My focus is built around doing what I can to keep people cycling! Why? Because that is all I remember doing. From my earliest bike memories of fixing bikes with no money and using whatever I had, through to my last job, where everything was about making sure everyone had access to reasonable cost bike repairs and training.
How it started
I was a child of the 70s and lived my teens through the 80s. Life was all about bikes and my Raleigh Grifter. I was the boy who fixed all his friends bikes in my own little workshop based out of my parent’s shed in Ashington. The 80s was also the decade when I got my first job as a bike mechanic. It’s therefore no surprise that I developed a passion for bikes of that era.
I worked as a bike mechanic in Newcastle upon Tyne in the north east of England and experienced the widest range of bikes, from the huge amount of student bikes repaired on a budget, couriers riding across the city who needed on the spot repairs, commuters who rode everyday in all conditions and needing quick turnarounds, to professional road and MTB bikes built to top specifications and using the latest technologies.

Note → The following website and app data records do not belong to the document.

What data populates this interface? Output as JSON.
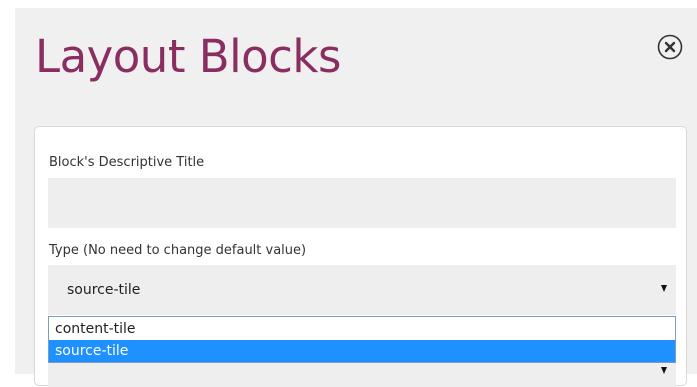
{
  "header": {
    "title": "Layout Blocks",
    "close_icon": "close-circle-icon"
  },
  "form": {
    "title_field": {
      "label": "Block's Descriptive Title",
      "value": "",
      "placeholder": ""
    },
    "type_field": {
      "label": "Type (No need to change default value)",
      "value": "source-tile",
      "options": [
        "content-tile",
        "source-tile"
      ],
      "highlighted_option": "source-tile"
    }
  },
  "colors": {
    "title": "#8a2e62",
    "highlight": "#1e90ff",
    "panel_bg": "#f0f0f0",
    "field_bg": "#eeeeee"
  }
}
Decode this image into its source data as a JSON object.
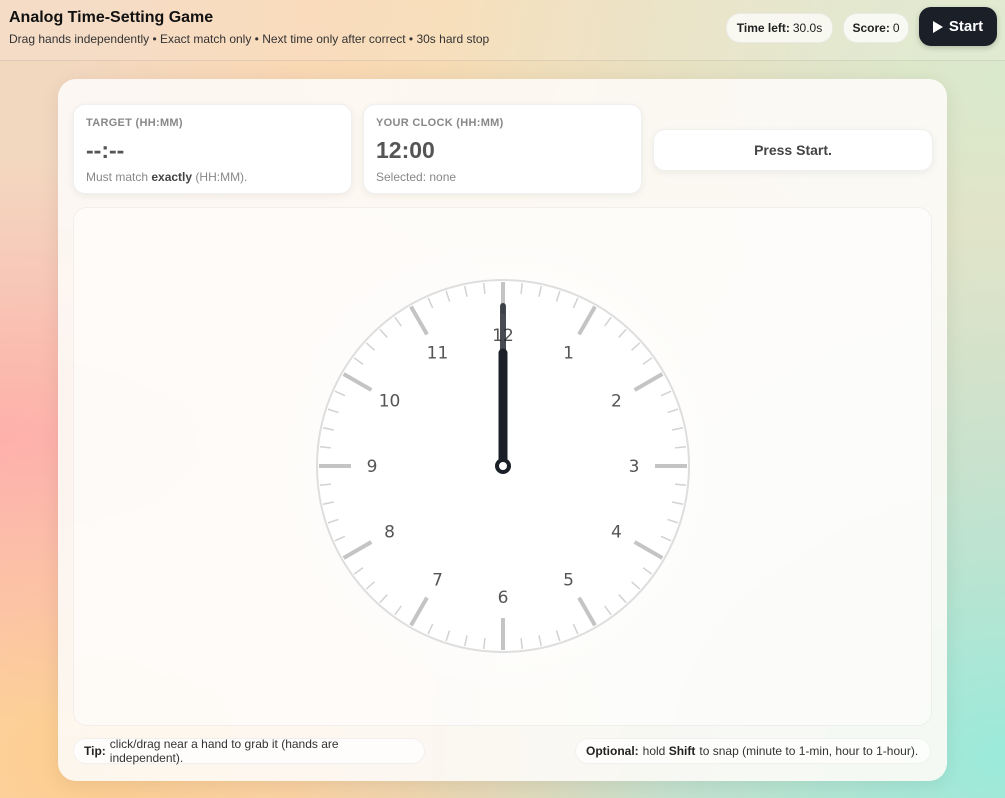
{
  "header": {
    "title": "Analog Time-Setting Game",
    "subtitle": "Drag hands independently • Exact match only • Next time only after correct • 30s hard stop",
    "time_left_label": "Time left:",
    "time_left_value": "30.0s",
    "score_label": "Score:",
    "score_value": "0",
    "start_label": "Start"
  },
  "target": {
    "label": "TARGET (HH:MM)",
    "value": "--:--",
    "note_prefix": "Must match",
    "note_emphasis": "exactly",
    "note_suffix": "(HH:MM)."
  },
  "your_clock": {
    "label": "YOUR CLOCK (HH:MM)",
    "value": "12:00",
    "selected_text": "Selected: none"
  },
  "status": {
    "message": "Press Start."
  },
  "clock": {
    "numbers": [
      "12",
      "1",
      "2",
      "3",
      "4",
      "5",
      "6",
      "7",
      "8",
      "9",
      "10",
      "11"
    ],
    "hour": 12,
    "minute": 0
  },
  "tips": {
    "tip_label": "Tip:",
    "tip_text": "click/drag near a hand to grab it (hands are independent).",
    "optional_label": "Optional:",
    "optional_pre": "hold",
    "optional_key": "Shift",
    "optional_post": "to snap (minute to 1-min, hour to 1-hour)."
  },
  "colors": {
    "hand": "#1b2028",
    "tick_major": "#c4c4c4",
    "tick_minor": "#d2d2d2",
    "start_bg": "#1b2028"
  }
}
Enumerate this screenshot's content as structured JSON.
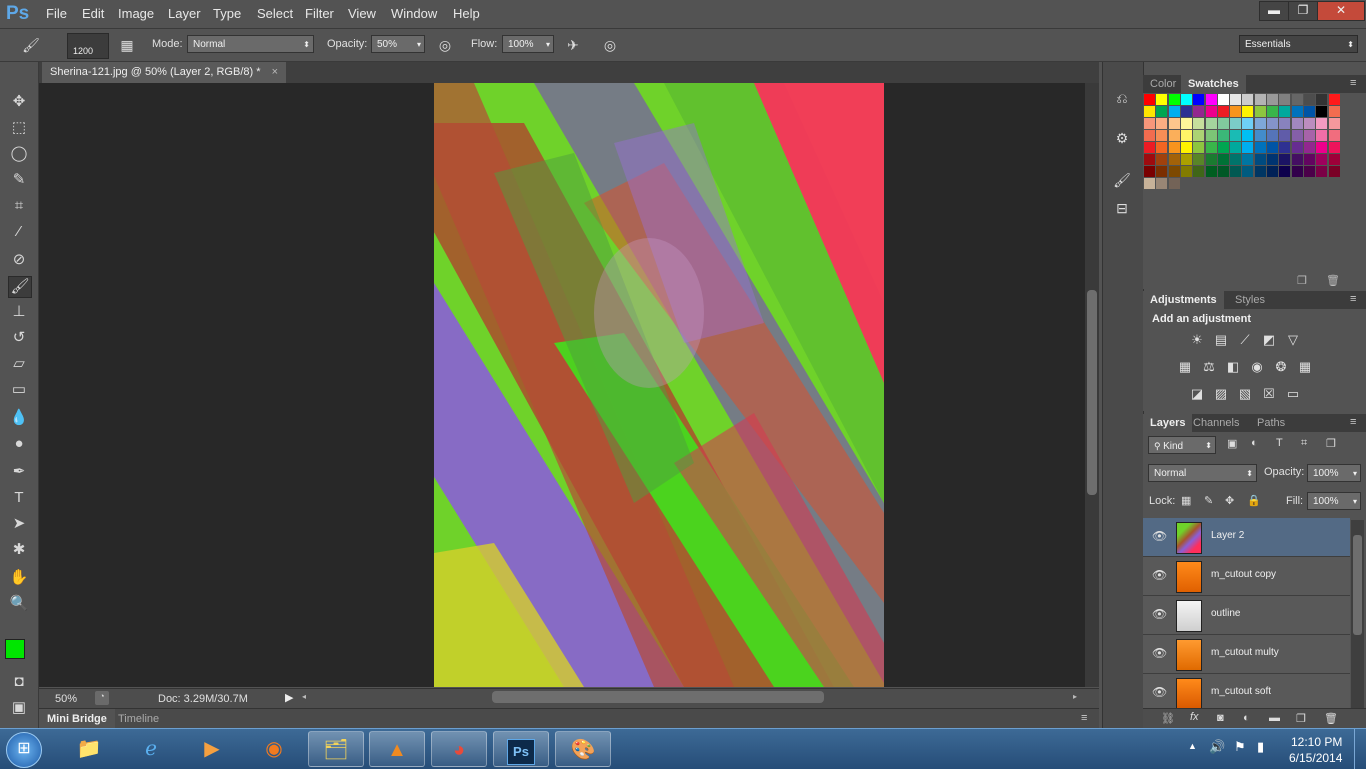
{
  "app": {
    "logo": "Ps",
    "workspace": "Essentials"
  },
  "menu": [
    "File",
    "Edit",
    "Image",
    "Layer",
    "Type",
    "Select",
    "Filter",
    "View",
    "Window",
    "Help"
  ],
  "window_controls": {
    "minimize": "▬",
    "restore": "❐",
    "close": "✕"
  },
  "options_bar": {
    "brush_size": "1200",
    "mode_label": "Mode:",
    "mode_value": "Normal",
    "opacity_label": "Opacity:",
    "opacity_value": "50%",
    "flow_label": "Flow:",
    "flow_value": "100%"
  },
  "document": {
    "tab_title": "Sherina-121.jpg @ 50% (Layer 2, RGB/8) *",
    "zoom": "50%",
    "doc_size": "Doc: 3.29M/30.7M"
  },
  "bottom_tabs": [
    "Mini Bridge",
    "Timeline"
  ],
  "color_panel": {
    "tabs": [
      "Color",
      "Swatches"
    ],
    "active": "Swatches"
  },
  "adjustments_panel": {
    "tabs": [
      "Adjustments",
      "Styles"
    ],
    "heading": "Add an adjustment"
  },
  "layers_panel": {
    "tabs": [
      "Layers",
      "Channels",
      "Paths"
    ],
    "filter_kind": "Kind",
    "blend_mode": "Normal",
    "opacity_label": "Opacity:",
    "opacity_value": "100%",
    "lock_label": "Lock:",
    "fill_label": "Fill:",
    "fill_value": "100%",
    "layers": [
      {
        "name": "Layer 2",
        "selected": true
      },
      {
        "name": "m_cutout copy",
        "selected": false
      },
      {
        "name": "outline",
        "selected": false
      },
      {
        "name": "m_cutout multy",
        "selected": false
      },
      {
        "name": "m_cutout soft",
        "selected": false
      }
    ]
  },
  "foreground_color": "#00e600",
  "background_color": "#ffffff",
  "taskbar": {
    "time": "12:10 PM",
    "date": "6/15/2014",
    "apps": [
      "explorer-libraries",
      "internet-explorer",
      "media-player",
      "firefox",
      "file-explorer",
      "vlc",
      "chrome",
      "photoshop",
      "paint"
    ]
  }
}
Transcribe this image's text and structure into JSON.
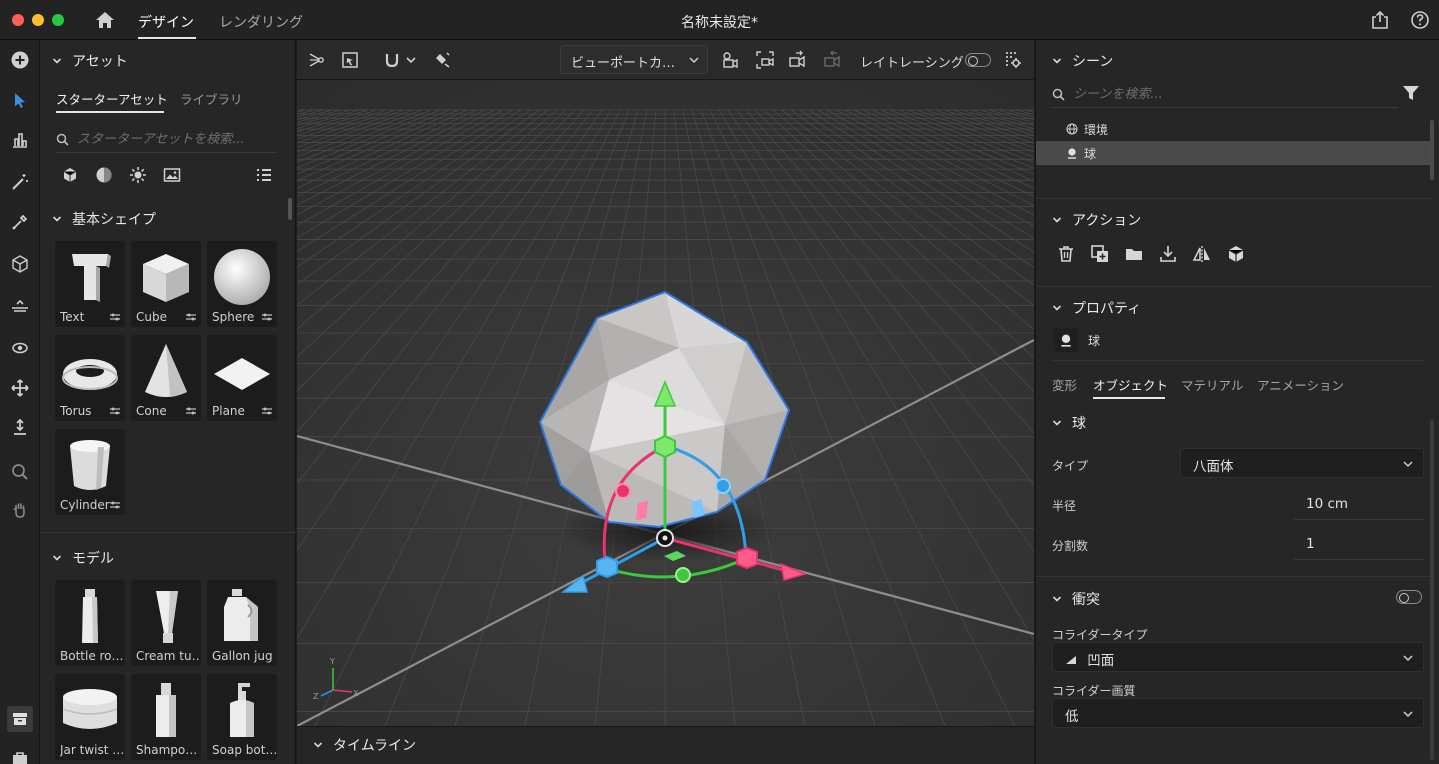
{
  "app": {
    "doc_title": "名称未設定*",
    "tabs": [
      "デザイン",
      "レンダリング"
    ]
  },
  "assets": {
    "section_title": "アセット",
    "sub_tabs": [
      "スターターアセット",
      "ライブラリ"
    ],
    "search_placeholder": "スターターアセットを検索...",
    "basic_shapes": {
      "title": "基本シェイプ",
      "items": [
        "Text",
        "Cube",
        "Sphere",
        "Torus",
        "Cone",
        "Plane",
        "Cylinder"
      ]
    },
    "models": {
      "title": "モデル",
      "items": [
        "Bottle ro…",
        "Cream tu…",
        "Gallon jug",
        "Jar twist …",
        "Shampo…",
        "Soap bot…"
      ]
    }
  },
  "viewport_toolbar": {
    "camera_dropdown": "ビューポートカ…",
    "raytracing_label": "レイトレーシング",
    "raytracing_on": false
  },
  "viewport": {
    "axis_labels": [
      "Y",
      "Z",
      "X"
    ]
  },
  "timeline": {
    "title": "タイムライン"
  },
  "scene": {
    "title": "シーン",
    "search_placeholder": "シーンを検索...",
    "tree": [
      {
        "label": "環境",
        "icon": "globe-icon",
        "selected": false
      },
      {
        "label": "球",
        "icon": "object-icon",
        "selected": true
      }
    ]
  },
  "actions": {
    "title": "アクション",
    "icons": [
      "trash-icon",
      "duplicate-icon",
      "folder-icon",
      "download-icon",
      "mirror-icon",
      "box-icon"
    ]
  },
  "properties": {
    "title": "プロパティ",
    "object_name": "球",
    "tabs": [
      "変形",
      "オブジェクト",
      "マテリアル",
      "アニメーション"
    ],
    "active_tab": "オブジェクト",
    "sphere": {
      "title": "球",
      "type_label": "タイプ",
      "type_value": "八面体",
      "radius_label": "半径",
      "radius_value": "10 cm",
      "subdiv_label": "分割数",
      "subdiv_value": "1"
    },
    "collision": {
      "title": "衝突",
      "enabled": false,
      "collider_type_label": "コライダータイプ",
      "collider_type_value": "凹面",
      "collider_quality_label": "コライダー画質",
      "collider_quality_value": "低"
    }
  },
  "colors": {
    "accent_blue": "#2d8ceb",
    "gizmo_green": "#3cc83c",
    "gizmo_red": "#e8336e",
    "gizmo_blue": "#2f9fe8",
    "selection_outline": "#2a78e0"
  }
}
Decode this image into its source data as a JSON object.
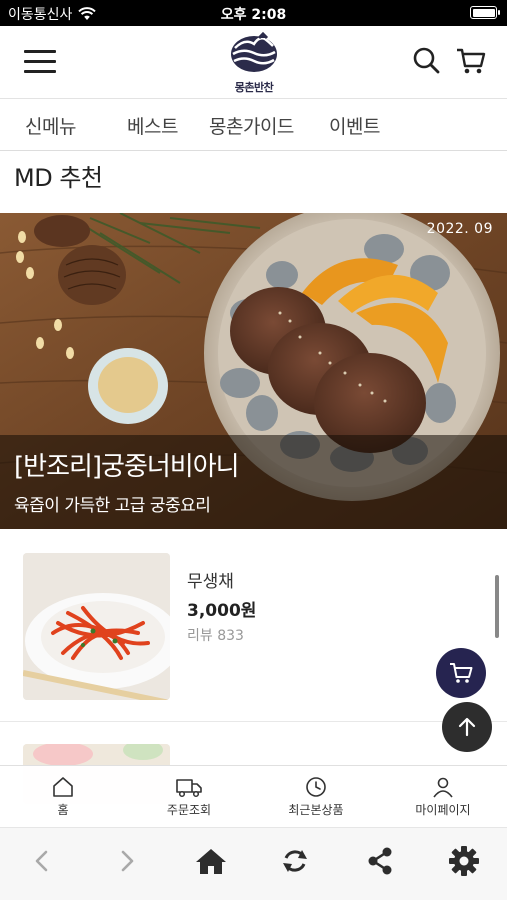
{
  "status_bar": {
    "carrier": "이동통신사",
    "time": "오후 2:08"
  },
  "header": {
    "brand": "몽촌반찬",
    "icons": [
      "hamburger-menu-icon",
      "search-icon",
      "cart-icon"
    ]
  },
  "tabs": [
    {
      "label": "신메뉴"
    },
    {
      "label": "베스트"
    },
    {
      "label": "몽촌가이드"
    },
    {
      "label": "이벤트"
    }
  ],
  "section_title": "MD 추천",
  "banner": {
    "date": "2022. 09",
    "title": "[반조리]궁중너비아니",
    "subtitle": "육즙이 가득한 고급 궁중요리"
  },
  "products": [
    {
      "name": "무생채",
      "price": "3,000원",
      "review": "리뷰 833"
    },
    {
      "name": "",
      "price": "",
      "review": ""
    }
  ],
  "bottom_nav": [
    {
      "label": "홈",
      "icon": "home-outline-icon"
    },
    {
      "label": "주문조회",
      "icon": "truck-icon"
    },
    {
      "label": "최근본상품",
      "icon": "clock-icon"
    },
    {
      "label": "마이페이지",
      "icon": "person-icon"
    }
  ],
  "browser_toolbar": [
    "back-icon",
    "forward-icon",
    "home-icon",
    "refresh-icon",
    "share-icon",
    "settings-icon"
  ],
  "colors": {
    "brand_navy": "#262450",
    "text_dark": "#222222",
    "review_gray": "#999999"
  }
}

The shop was called Denton Cycles. I learned my trade in this shop, surrounded by decades of knowledge and experience from others.
Steel frames and wheel building were our main business, Reynolds 531, 653 & 753 frame sets from the local suppliers such as Dave Yates and Joe Waugh, to vintage Mercians, Flying Scots and Hetchins, together with the finest steel and bonded frames from builders such as Colnago, Vitus & TVT. MTBs from Orange, GT, Kona & Marin were built and sold. Every discipline was catered for… Road, Time trial, Track, Cyclo Cross and even Tandems! Mountain Bikes were even in there too, 3 of the bikes I built being ridden by a National champion in 3 World downhill championships.
A little bit later
Although there were lots of new frame designs and materials coming through in the nineties, the steel frames of the 70’s, 80’s & 90’s remained my firm favourite. And that is how my passion for Raleigh’s Specialist Bicycle Development Unit (SBDU) started.
For over 10 years, I’ve researched and blogged about the [SBDU] and their frames. That involved delving into the details about frame design and geometry, tubing types and the small details that underpinned my ability to identify genuine frames. My blog has had over half a million views and I’ve written 300,000+ words, I’ve given buying, identification, estimates and restoration advice to owners across the globe on this niche subject.
My Own Frame Build
A few years ago, I visited Dave Yates and built my own frame under his tuition. Every tube mitre, cut of the hacksaw blade, sweep of the file and flow of brass was my own – with Dave on hand to pass on his masterful knowledge. There is no better feeling than riding off down the road on a frame & wheels built by you, and a bike assembled by you.
For the last few years I’ve used my skills and experience by helping to manage a local north east bike charity, Recyke y’bike.
During my time there I’d see lots of bikes sold at Dentons come through the door as donations (all of them still having the small ‘DC’ sticker on the back of the seat tube).
Recyke y’bike has helped so many in the area with access to affordable and refurbished bikes, parts and repairs. And for those on low incomes, many have been helped with a bike at no cost.
During my time there, I’d run training sessions to individuals and groups, even doing online training during lockdown. Delivering outreach work in the local area was a key part of the charitable objectives, so I helped to keep kids pedalling with free pop up repairs, while passing on skills on how to repair their bikes and giving the message about the value of recycling and reusing.
Absolutely any type of bike could come in as a donation, so a wide ranging knowledge of different bikes, both vintage and current was essential.
My main role was as a technical lead (and vintage expert), ensuring that on average, 5000 donated bikes a year were processed, and either refurbished and sold, customers bikes were repaired, and our surplus bikes were recycled responsibly, or given away to other charities.